===== Information provided

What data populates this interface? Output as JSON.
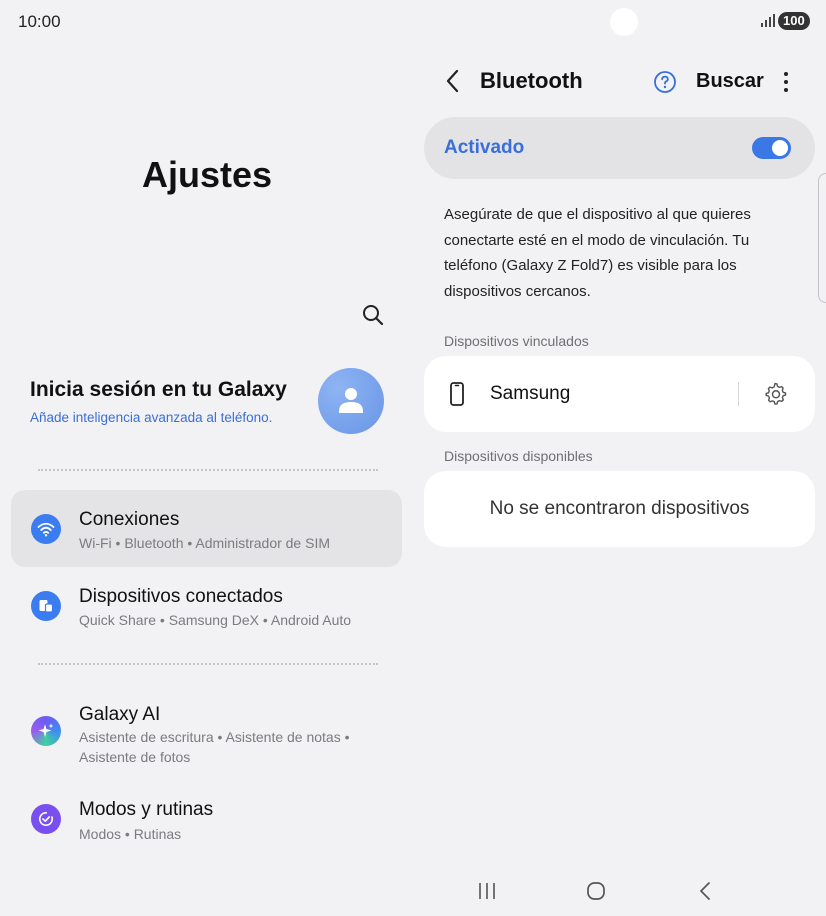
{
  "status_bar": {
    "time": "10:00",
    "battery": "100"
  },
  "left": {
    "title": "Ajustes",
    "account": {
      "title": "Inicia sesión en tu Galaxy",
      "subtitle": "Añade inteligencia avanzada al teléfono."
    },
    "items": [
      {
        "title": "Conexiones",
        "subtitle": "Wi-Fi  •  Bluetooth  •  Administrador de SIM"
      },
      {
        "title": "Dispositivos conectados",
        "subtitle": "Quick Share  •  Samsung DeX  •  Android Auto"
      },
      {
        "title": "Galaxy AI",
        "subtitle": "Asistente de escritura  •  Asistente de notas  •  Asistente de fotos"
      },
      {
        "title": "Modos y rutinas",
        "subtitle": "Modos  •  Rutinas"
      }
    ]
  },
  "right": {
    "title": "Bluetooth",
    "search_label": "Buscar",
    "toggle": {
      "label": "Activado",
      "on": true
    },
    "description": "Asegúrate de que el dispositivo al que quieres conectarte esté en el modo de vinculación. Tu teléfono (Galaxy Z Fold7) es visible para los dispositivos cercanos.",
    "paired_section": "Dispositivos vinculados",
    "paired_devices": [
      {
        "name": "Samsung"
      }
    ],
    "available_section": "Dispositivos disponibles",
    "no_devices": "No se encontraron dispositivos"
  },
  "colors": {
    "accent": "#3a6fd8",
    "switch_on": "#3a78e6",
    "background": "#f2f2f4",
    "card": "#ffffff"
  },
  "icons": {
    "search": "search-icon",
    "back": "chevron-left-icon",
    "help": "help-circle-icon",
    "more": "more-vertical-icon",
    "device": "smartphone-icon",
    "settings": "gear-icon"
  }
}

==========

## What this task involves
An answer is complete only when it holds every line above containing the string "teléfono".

## Exercise output
      "subtitle": "Añade inteligencia avanzada al teléfono."
    "description": "Asegúrate de que el dispositivo al que quieres conectarte esté en el modo de vinculación. Tu teléfono (Galaxy Z Fold7) es visible para los dispositivos cercanos.",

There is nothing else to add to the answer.